**DIRECTIONS FOR THIS TASK:** If a line in the data holds "gauge", copy that line out in full.

**DATA EXCERPTS:**

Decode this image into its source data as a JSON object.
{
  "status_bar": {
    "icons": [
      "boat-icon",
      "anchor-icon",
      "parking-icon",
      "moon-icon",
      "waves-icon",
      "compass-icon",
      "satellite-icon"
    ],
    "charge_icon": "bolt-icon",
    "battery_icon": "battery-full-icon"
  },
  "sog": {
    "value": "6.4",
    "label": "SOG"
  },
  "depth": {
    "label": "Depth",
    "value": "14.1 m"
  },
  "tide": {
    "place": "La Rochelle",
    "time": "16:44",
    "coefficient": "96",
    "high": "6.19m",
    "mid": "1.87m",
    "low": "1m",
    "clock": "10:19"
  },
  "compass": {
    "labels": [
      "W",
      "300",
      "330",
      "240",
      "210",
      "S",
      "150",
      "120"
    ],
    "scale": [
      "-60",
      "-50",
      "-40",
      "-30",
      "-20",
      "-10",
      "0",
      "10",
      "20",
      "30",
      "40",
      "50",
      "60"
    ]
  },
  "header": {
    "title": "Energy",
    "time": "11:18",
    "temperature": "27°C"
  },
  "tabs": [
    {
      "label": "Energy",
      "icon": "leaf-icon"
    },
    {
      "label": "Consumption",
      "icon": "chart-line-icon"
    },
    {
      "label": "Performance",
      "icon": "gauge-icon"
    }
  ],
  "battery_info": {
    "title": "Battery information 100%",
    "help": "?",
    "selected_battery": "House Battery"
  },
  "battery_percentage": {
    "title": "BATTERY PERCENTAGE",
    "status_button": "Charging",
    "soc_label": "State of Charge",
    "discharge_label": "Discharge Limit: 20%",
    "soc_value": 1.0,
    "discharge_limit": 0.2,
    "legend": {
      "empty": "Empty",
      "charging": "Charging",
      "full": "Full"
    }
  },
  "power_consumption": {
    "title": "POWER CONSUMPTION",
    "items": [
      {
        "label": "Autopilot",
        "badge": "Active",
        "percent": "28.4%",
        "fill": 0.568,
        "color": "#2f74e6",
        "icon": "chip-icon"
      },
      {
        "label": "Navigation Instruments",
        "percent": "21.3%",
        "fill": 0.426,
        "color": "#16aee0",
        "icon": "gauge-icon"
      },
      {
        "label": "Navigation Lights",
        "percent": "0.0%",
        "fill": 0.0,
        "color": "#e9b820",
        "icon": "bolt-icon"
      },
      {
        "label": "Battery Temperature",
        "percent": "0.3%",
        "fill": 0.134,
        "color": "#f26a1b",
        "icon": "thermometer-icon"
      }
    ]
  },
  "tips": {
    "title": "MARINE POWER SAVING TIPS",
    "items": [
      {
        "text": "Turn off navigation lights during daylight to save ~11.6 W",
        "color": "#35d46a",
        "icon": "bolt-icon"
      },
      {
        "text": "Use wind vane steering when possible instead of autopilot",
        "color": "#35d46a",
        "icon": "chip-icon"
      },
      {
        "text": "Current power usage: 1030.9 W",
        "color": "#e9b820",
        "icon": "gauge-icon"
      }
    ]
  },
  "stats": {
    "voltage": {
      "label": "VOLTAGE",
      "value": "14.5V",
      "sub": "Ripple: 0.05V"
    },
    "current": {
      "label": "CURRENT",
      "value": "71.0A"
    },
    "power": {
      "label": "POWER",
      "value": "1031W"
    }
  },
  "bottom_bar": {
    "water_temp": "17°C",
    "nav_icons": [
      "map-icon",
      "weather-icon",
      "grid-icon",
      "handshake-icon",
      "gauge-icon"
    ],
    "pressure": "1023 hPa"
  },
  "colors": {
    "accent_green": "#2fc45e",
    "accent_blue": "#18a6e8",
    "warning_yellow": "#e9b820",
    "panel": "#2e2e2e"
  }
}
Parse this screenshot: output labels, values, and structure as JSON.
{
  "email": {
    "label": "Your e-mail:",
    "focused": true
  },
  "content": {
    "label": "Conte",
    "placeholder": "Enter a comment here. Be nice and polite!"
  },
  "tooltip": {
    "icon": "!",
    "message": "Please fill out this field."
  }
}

**YOUR SOLUTION:**
      "icon": "gauge-icon"
        "icon": "gauge-icon"
        "icon": "gauge-icon"
      "gauge-icon"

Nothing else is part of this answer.